Long story short, we decided to go looking for the tree (was it still standing? was it tucked away in a remote side canyon?). We knew the picture was taken on a trail called "Navajo Loop," and after a beautiful afternoon of hiking in the sun and the rain, the canyon walls started to get familiar. Finally, in the pouring rain, we turned a corner and there it tree. Wow. Walked up to it and gave it a big hug. I felt such gratitude for that old beauty and the role it had played (and continues to play) in realizing my own dreams.

Here's to following dreams and hugging trees.

How hard do you punch?

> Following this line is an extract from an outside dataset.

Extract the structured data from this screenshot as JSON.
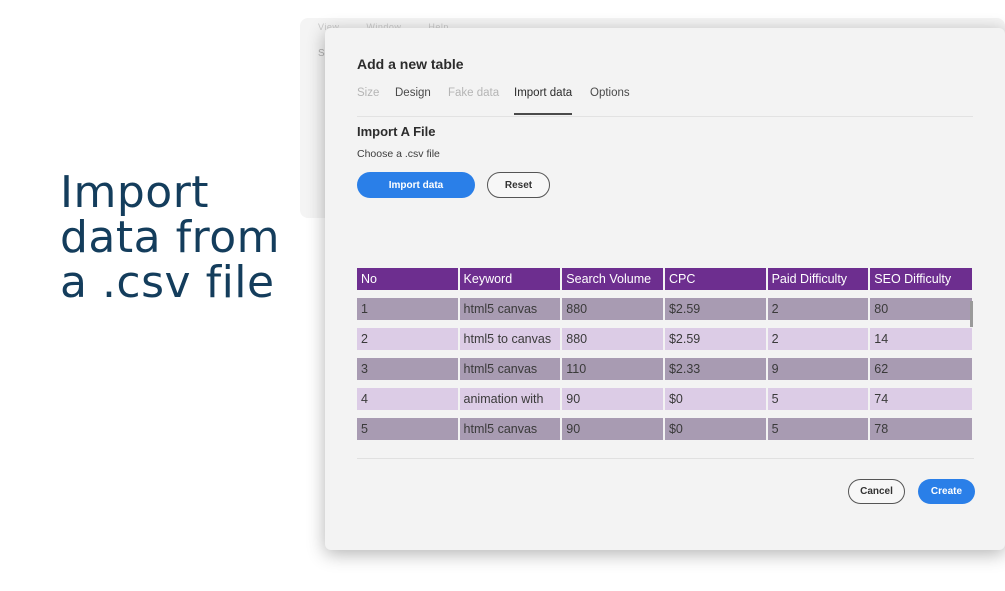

I recently started a boxing routine with the Warriors Boxing club in Vancouver. I’m not planning to actually compete (brain damage and hurting someone else freak me out), but it has been very rewarding to find out how hard I punch. In reflecting on why I enjoy the training so much (something I’ve been told is a “guy thing”) I think it has something to do with the fact that it’s very easy to go through life without knowing how hard you punch. It’s a metaphor we can apply to lots of things in life where we don’t really know our true mettle. It’s that disconnect between the status quo and a more primitive part of ourselves that makes stories like Fight Club so successful, and it’s why I can watch various fight scenes in movies, or boxing on TV, with a mix of enjoyment and discomfort – enjoyment for the raw connection and exertion of will – and discomfort with the physical violence or abuse of power.

I’m not condoning violence here, but I am encouraging exploration or consideration of more primitive parts of ourselves, not properly exercised and perhaps manifested in a passive aggressive fashion in other parts of our lives. As humans we have a desire for ritual (the reason professional sports has legions of fans), and I think finding healthy outlets to exercise that desire (and ourselves) is a great thing.

Here’s a video redux of two movie “fights” I’ve recently watched:

Cliff Jumping

I don't know if it's the heat of summer, or the few pages of "Tribes" I've been reading (hat tip to the inimitable Kevin Tom), but dammit we're opening this sucker up. I've been feeling the need to crank out some content and up my creative output for a while now and I'm hoping that a pretty place to publish it and have others engage with it more freely might make that hope a recurring reality.

I may even join Twitter. Yeah, it's been hot.